Recently I was speaking at an evangelical youth camp where many of the participants were active Christians. Some of the young people were well versed in scripture being able to quote various sections by chapter and verse if needed. One element that struck me was that many kept articulating that we are all sinners. Whilst I might agree with them on theological grounds, in my experience it is not common for young people to talk like this; many young people don’t understand the language of sin.
It seems that many evangelical styles of youth ministry have been focusing in on young people being sinners in need of a saviour. I think most of us will agree theologically that we are all sinners even if we are hard or soft on the exact language we use. The issue is not theological but cultural; is the “we are all sinners” argument an out of date cultural image for young people? Are the young people and youth leaders in our churches using that language because they understand it or do they just adopt it because that is the language of their church?
Recently I heard two speakers mention that many young people today already have a low opinion of themselves, that they know they have many flaws they don’t need the church to remind them of that. they suggested that young people seek connection in the peer group because it helps them blend in and cover up their flaws. So is the church preaching a message that is that different to the rest of the world? Perhaps we aren’t if we only give young people confirmation that they are flawed. We need to separate our message out from the self-help industry which articulates our flaws but if you buy this new book it will rescue you from yourself.
As Christian we preach that Jesus is the saviour of our flaws and weakness. We should be a little different to the dominate culture which teaches that with our own hard work we will be better. Perhaps youth ministry needs to teach young people the language of being saints. In Christ we are a new creation, no longer our old selves but saints.
Galatians 2:20 reminds us: “I have been crucified with Christ. It is no longer I who live, but Christ who lives in me. And the life I now live in the flesh I live by faith in the Son of God, who loved me and gave himself for me.” In the power of the Holy Spirit, young people are not weak sinners but powerful witnesses to the Resurrection.
When I was young, in the 1990’s, our youth group heard a talk by our church leader inspiring us to be Saints of the new Millennium. We were reminded that we called by God to be a generation that made a difference in the world. Back in the 1990 the young people were told by business to get a good job and earn you way to the top; top young people are told they can achieve anything they want to. So perhaps this current generation knows they can make a difference in the world but do they realise that God called them to do this?
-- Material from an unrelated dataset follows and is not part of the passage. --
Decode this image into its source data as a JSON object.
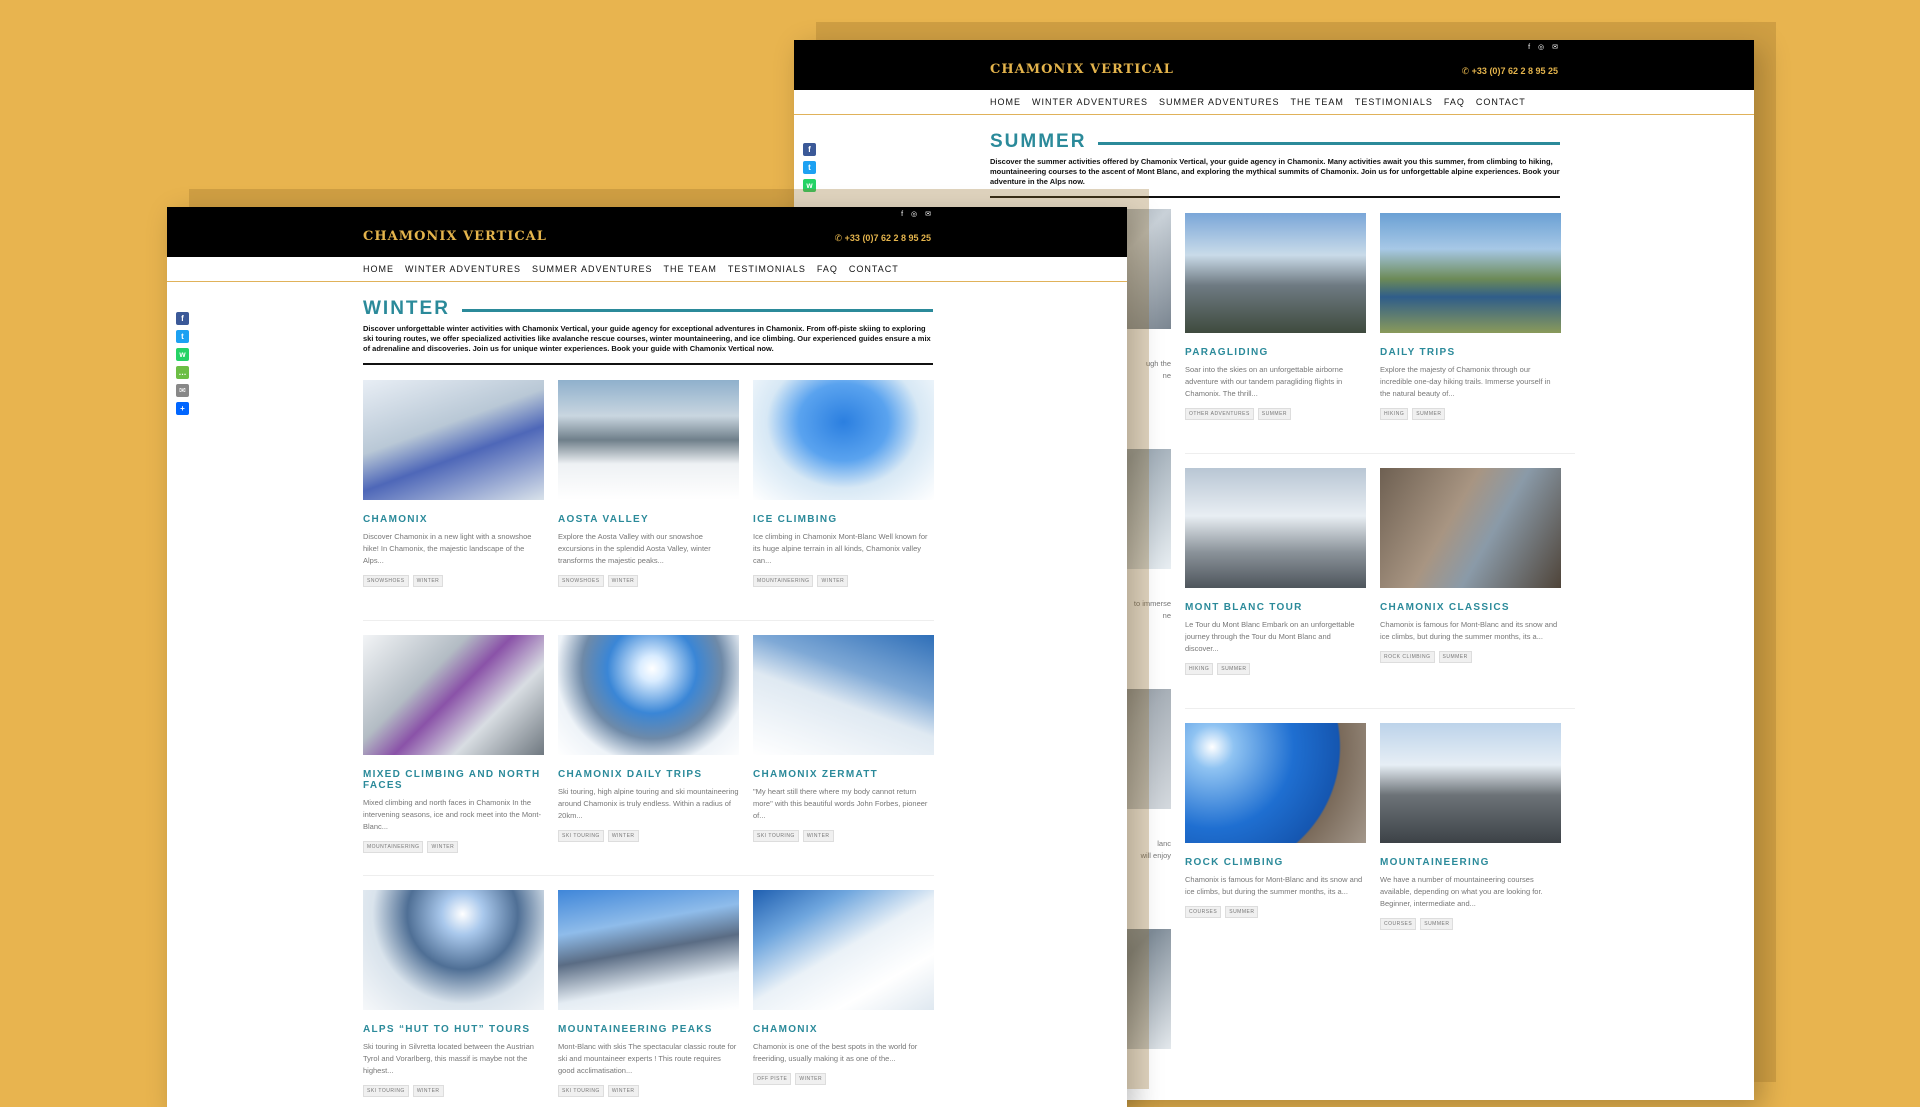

Perhaps this generation of young people in our youth ministries need to hear that they are called by God to be saints, set apart for the work of God.
Perhaps in youth ministry we need not just the sinner language or saint language but both. We are a new creation in Christ, saved from our sins in order to be the saints who help build the kingdom of God.
Please leave a comment.
markoffaith, MarkofFaith, mrmarkmcdonald, markoffaith.net